Richard Feakes, wearing flak jacket walking with a solider, in front of a mural of a female police officer and (partially obscured) wording 'Afghan female police is a force for good'
Case study /
Keeping Australians safe

Richard: diplomacy


‘There is no real typical day’ says Australia’s Ambassador to Afghanistan, Richard Feakes, of his time in Kabul (2016–2017). Whether responding to a major security incident, or travelling to one of Afghanistan’s provinces to meet with local officials, or undertaking a visit to one of Australia’s development assistance projects, the job of Ambassador can be a varied one. Despite the obvious security challenges involved in working in a city like Kabul, Richard says it is important to get out of the office every day. ‘The best way to understand the complexity of Afghanistan is to speak to as many people as possible’, he says.

Richard Feakes in front a memorial bearing the words Tarin Kot

Richard Feakes. Image credit: Nathan Fulton/DFAT

The son of a diplomat, Richard was ‘introduced to diplomacy at a young age’. He lived with his family in France, Cambodia, Malaysia and India, so foreign affairs and diplomacy were always on his radar. ‘I was always interested in doing that sort of work, in visiting other countries, in learning about other cultures’, he says.

I think Australia and Australians take seriously our responsibility to support a country like Afghanistan—and many other countries as well—for security, and to build stability and to provide livelihoods.

Richard is passionate about keeping Australians safe. ‘I think Australia and Australians, we take seriously our responsibility to support a country like Afghanistan––and many other countries as well––for security, and to build stability and provide livelihoods’, he says. ‘What happens in a place like Afghanistan can have direct implications for Australians at home and elsewhere.’ On a smaller scale, embassy staff are also concerned with keeping Australians safe in Afghanistan. ‘From time to time, Australians need our assistance overseas for consular support’, he says.

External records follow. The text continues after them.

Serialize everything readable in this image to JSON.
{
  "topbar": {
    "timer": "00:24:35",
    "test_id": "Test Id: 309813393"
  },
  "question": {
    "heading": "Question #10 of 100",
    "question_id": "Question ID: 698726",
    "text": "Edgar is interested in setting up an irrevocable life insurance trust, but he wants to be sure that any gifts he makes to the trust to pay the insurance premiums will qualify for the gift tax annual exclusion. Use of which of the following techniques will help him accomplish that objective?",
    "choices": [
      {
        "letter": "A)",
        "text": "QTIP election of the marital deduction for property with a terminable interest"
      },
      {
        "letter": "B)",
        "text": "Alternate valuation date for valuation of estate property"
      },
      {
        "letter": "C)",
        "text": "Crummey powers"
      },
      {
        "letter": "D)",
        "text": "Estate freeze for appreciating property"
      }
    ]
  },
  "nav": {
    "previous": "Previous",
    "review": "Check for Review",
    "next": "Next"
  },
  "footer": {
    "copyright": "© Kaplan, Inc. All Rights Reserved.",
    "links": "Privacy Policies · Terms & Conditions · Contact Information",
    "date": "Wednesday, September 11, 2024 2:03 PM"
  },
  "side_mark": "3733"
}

Richard recalls the best day he had in Afghanistan, travelling for the first time to Tarin Kot in Uruzgan Province. ‘It was a day that was…filled for me with some emotion, thinking about the sacrifice and commitment and bravery of Australian Defence Force personnel. So that was at once a very good day, but at the same time, a rather emotional and poignant day’, he says.

He also remembers clearly his worst day on the job in May 2017, when there was a large explosion close to the Australian Embassy in Kabul. ‘That was a bad day’, he remarks, reflecting on the many Afghans killed and the impact on the Australian Embassy and staff.

Having been away from his wife, Kate, and nine year old son, Alexander, for eight weeks at a time, Richard recognises the impact on his family and the families of all Australians working in Afghanistan. But he’s proud of Australia’s work in one of the poorest countries in the world––whether it be providing educational opportunities for Afghan children, bringing better livelihoods to Afghan farmers, helping Australians in need, or supporting security and stability in the fight against terrorism in Afghanistan.

Richard Feakes in conversation with President of Afghanistan, Mohammed Ashraf Ghani, both seated in arm chairs, Afghan flag in between them, table and chairs, and mirror in background

Ambassador Richard Feakes with the President of Afghanistan Mohammed Ashraf Ghani. Image credit: Afghan Ministry of Foreign Affairs